Author Affiliation
Sherab Wangdi, MD Khesar Gyalpo University of Medical Sciences of Bhutan, Department of Emergency Medicine, Thimphu, Bhutan
Shankar LeVine, MD Jigme Dorji Wangchuck National Referral Hospital, Department of Emergency Medicine, Thimphu, Bhutan
Melanie Watts, MD, DTMH Jigme Dorji Wangchuck National Referral Hospital, Department of Emergency Medicine, Thimphu, Bhutan

Case presentation



A 33-year-old male was brought to the emergency department after a penetrating arrow injury to the chest. Initial evaluation revealed the arrow was penetrating the sternum, lung, and aortic arch. Because the patient was in a remote area, timely transfer to a specialized center for definitive operative repair was delayed approximately 24 hours. Treatment was focused on minimizing risk of hemorrhage with tight blood pressure control, while tube thoracostomy was deferred to avoid a change in intrathoracic pressure. The left-sided hemothorax was monitored with serial point-of-care ultrasounds. Ultimately he was successfully transferred and underwent successful surgical intervention.


A 33-year-old male was brought to the emergency department following an archery accident. The accident occurred when the patient was competing in an archery tournament and an arrow shot from a compound bow was released from approximately 140 meters away, piercing his chest. Upon initial examination, he was conscious with the arrow piercing his chest at the level of the upper third of the sternum; an estimated 12 centimeters of the arrow was implanted in the chest. He was hemodynamically stable and maintaining his oxygenation. Initial point-of-care ultrasound (POCUS) revealed a left-sided hemothorax without pneumothorax or hemopericardium. An emergent chest computed tomography (CT) revealed the arrow penetrating through the sternum, mediastinum, and passing through the aortic arch (Images 1 and 2) with a moderate left-sided hemothorax. Due to lack of cardiothoracic or trauma surgeons in the country, preparations were made for transfer of the patient for definitive repair.

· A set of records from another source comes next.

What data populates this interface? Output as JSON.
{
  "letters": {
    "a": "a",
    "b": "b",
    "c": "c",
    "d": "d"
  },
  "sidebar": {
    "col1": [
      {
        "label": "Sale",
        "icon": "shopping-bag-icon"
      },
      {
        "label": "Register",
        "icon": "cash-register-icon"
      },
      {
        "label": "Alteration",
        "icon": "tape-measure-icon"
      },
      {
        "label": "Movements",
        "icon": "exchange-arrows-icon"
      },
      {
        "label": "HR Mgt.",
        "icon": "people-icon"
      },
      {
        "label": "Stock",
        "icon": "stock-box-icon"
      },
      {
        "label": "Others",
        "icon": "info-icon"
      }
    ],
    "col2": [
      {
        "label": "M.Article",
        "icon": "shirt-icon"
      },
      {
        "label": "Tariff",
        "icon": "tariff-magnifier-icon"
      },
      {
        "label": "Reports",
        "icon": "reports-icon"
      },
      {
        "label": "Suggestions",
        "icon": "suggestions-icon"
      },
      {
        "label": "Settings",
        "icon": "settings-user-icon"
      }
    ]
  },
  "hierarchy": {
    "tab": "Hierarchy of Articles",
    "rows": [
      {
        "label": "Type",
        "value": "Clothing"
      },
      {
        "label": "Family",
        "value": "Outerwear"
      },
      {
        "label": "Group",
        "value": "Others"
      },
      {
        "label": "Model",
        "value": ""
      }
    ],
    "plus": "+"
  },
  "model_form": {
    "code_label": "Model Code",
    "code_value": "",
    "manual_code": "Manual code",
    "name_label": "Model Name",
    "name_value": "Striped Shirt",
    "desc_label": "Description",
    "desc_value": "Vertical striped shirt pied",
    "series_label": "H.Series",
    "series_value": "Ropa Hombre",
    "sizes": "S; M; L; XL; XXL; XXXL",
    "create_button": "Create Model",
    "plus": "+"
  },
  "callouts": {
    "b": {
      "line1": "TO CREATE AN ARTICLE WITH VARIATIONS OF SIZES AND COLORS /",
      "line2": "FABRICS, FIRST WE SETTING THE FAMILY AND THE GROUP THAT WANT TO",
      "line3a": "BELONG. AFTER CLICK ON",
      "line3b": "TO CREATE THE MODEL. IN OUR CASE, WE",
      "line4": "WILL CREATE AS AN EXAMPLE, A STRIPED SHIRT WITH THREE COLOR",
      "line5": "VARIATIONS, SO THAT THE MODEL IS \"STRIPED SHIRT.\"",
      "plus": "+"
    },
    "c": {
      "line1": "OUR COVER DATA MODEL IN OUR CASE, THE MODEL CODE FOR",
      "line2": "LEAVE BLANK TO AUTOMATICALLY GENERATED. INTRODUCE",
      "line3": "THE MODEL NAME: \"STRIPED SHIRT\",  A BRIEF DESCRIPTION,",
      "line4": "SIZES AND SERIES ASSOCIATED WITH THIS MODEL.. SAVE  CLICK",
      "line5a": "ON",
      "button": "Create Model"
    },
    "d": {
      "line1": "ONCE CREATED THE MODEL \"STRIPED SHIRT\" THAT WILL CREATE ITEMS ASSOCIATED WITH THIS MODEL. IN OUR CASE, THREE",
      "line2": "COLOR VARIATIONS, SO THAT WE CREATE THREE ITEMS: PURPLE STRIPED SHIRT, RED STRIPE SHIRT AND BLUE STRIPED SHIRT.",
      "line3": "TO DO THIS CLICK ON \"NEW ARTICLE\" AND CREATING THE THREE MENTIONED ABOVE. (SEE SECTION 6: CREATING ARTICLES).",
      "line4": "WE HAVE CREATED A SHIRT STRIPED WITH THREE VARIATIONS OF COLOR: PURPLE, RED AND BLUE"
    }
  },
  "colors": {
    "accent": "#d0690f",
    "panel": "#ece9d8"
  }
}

Image 1
The path of the arrow can be seen, initially penetrating the sternum and anterior lung and ultimately lodging in the aortic arch (arrow).

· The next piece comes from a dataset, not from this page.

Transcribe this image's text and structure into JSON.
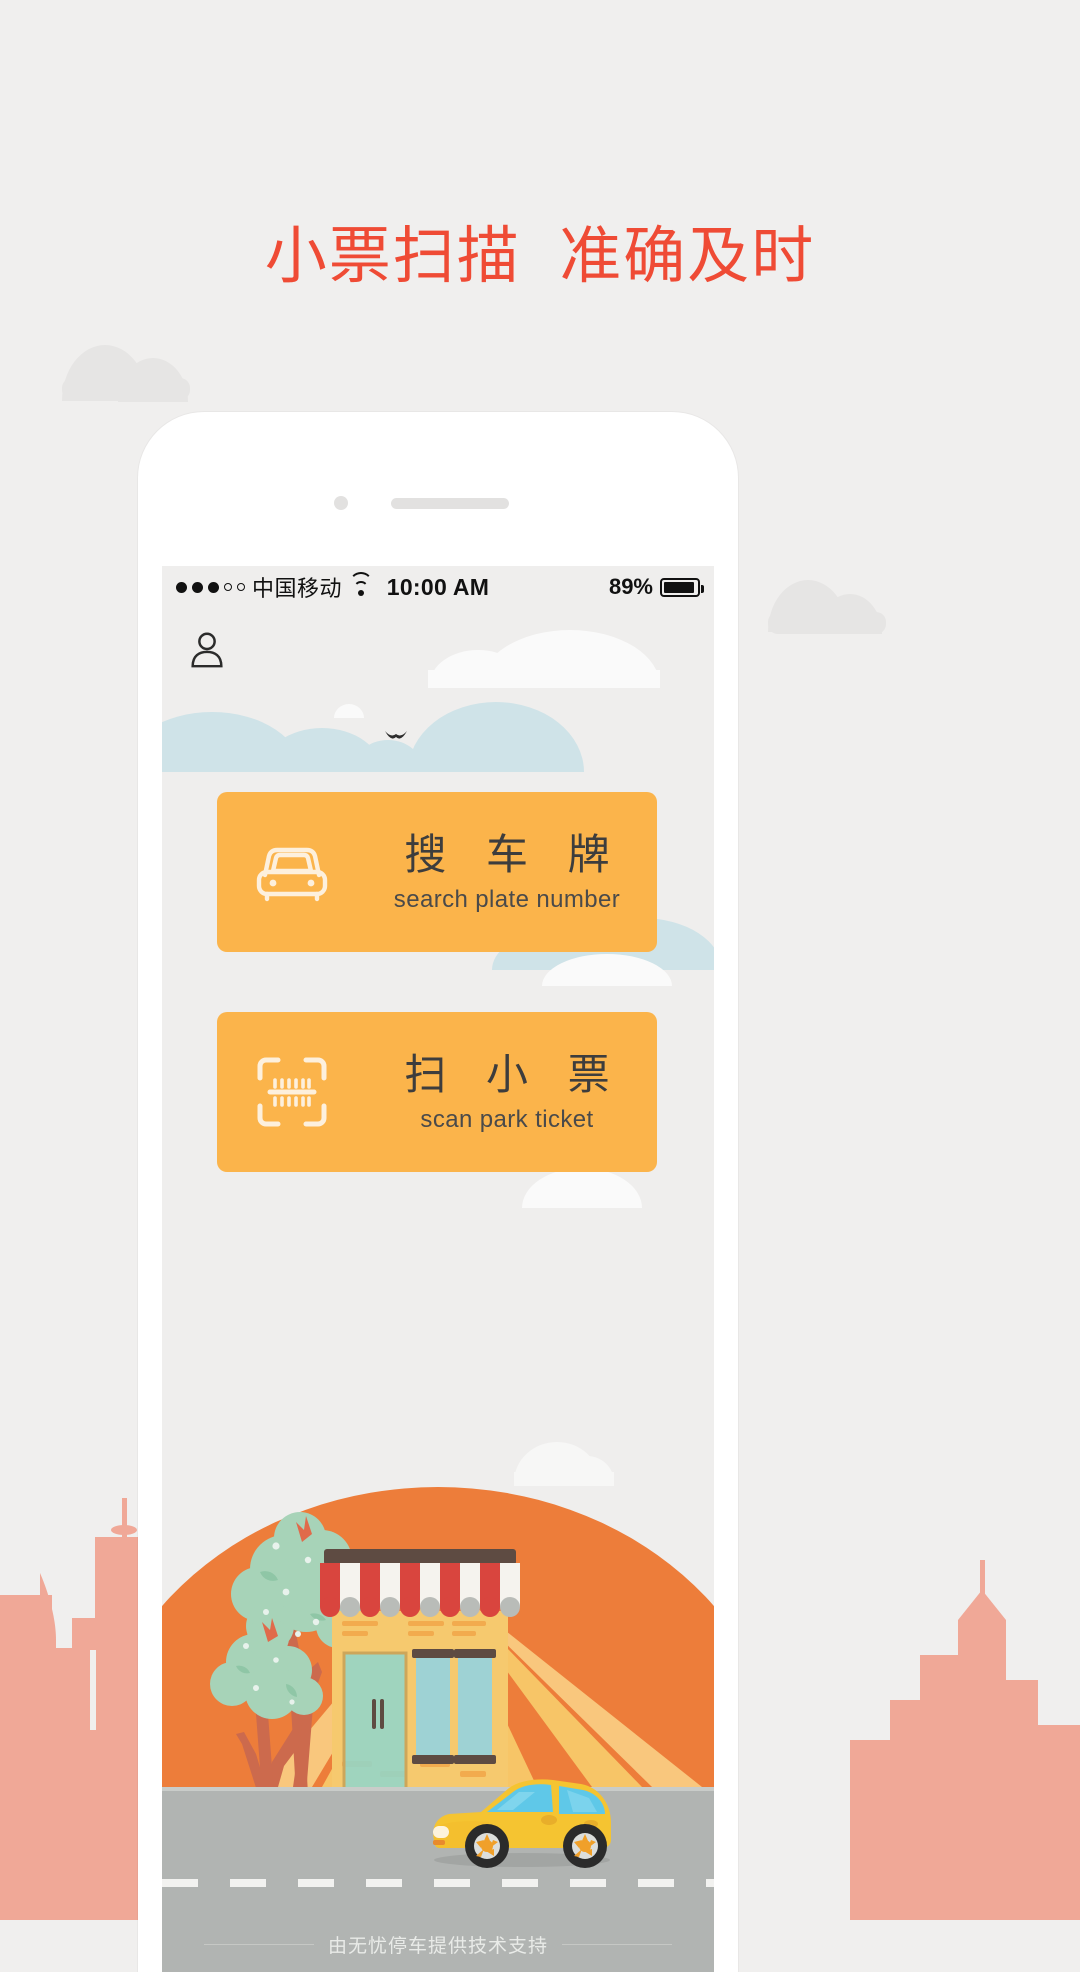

Image 2
The black arrow reveals the depth of the arrow extending through the aortic arch.


Traumatic injuries to the thoracic aorta carry a high mortality rate.1 Although transesophageal echocardiography was previously considered first line for assessing transthoracic aortic injuries, now its role is limited to unstable patients as CT angiography is the investigational modality of choice.2 Hemorrhage control and emergency operative therapy are the mainstay of treatment.3 When emergent surgical intervention is not possible optimizing conditions for hemorrhage control is key.


CPC-EM Capsule

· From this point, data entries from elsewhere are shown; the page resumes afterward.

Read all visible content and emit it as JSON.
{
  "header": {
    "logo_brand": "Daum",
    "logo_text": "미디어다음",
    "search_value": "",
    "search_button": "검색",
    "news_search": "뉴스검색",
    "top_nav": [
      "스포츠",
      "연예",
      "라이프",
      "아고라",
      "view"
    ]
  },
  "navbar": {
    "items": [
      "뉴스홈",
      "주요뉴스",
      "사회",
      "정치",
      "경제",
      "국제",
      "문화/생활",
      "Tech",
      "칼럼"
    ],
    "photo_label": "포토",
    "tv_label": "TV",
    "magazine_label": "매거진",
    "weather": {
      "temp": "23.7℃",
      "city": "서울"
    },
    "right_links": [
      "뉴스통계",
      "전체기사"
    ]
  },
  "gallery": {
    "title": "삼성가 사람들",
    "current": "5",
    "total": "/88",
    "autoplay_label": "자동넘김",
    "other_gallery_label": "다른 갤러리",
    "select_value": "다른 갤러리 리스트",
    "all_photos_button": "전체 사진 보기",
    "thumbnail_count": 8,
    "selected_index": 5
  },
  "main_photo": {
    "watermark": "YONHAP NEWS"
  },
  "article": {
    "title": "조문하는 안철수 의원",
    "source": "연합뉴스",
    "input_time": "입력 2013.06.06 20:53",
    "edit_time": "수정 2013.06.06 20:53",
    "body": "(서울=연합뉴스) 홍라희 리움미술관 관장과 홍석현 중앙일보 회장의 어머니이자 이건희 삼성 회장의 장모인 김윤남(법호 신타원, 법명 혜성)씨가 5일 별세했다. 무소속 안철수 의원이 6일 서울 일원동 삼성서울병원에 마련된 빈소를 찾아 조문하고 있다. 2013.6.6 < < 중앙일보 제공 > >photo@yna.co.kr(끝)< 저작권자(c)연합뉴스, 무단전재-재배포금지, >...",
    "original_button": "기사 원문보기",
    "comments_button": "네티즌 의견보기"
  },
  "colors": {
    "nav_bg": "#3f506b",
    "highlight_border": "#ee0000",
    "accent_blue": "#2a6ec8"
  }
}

What do we already know about this clinical entity?

Traumatic injuries of the thoracic aorta carry a high mortality rate. Computed tomography angiography is the imaging modality of choice. Hemorrhage control is key.

What is the major impact of the image(s)?

This unusual image of a penetrating aortic injury with the object in place is illustrative of a situation requiring careful consideration for medical management.

How might this improve emergency medicine practice?

This case demonstrates a pathway to optimize conditions for hemorrhage control in resource-poor areas where a delay to definitive surgical treatment is inevitable.



Section Editor: Rick A. McPheeters, DO

Full text available through open access at

Documented patient informed consent and/or Institutional Review Board approval has been obtained and filed for publication of this case report.

Address for Correspondence: Shankar LeVine, MD, Jigme Dorji Wangchuck National Referral Hospital, Department of Emergency Medicine, Thimphu, Bhutan 11001. Email: 3:327 – 328

Submission history: Revision received June 6, 2019; Submitted August 13, 2019; Accepted September 9, 2019

Conflicts of Interest: By the CPC-EM article submission agreement, all authors are required to disclose all affiliations, funding sources and financial or management relationships that could be perceived as potential sources of bias. The authors disclosed none.


1. Khalil A, Helmy T, Porembka DT, et al. Aortic pathology: aortic trauma, debris, dissection, and aneurysm. Crit Care Med. 2007;35(8 suppl):S392-400.

2. Mokrane FZ, Revel-Mouroz P, Saint Lebes B, et al. Traumatic injuries of the thoracic aorta: the role of imaging in diagnosis and treatment. Diagno Intery Imaging. 2015;96(7–8):693-706.

3. Igiebor OS, Waseem M. Aortic trauma. StatPearls (Internet). 2018. Available at: Accessed January 26, 2019.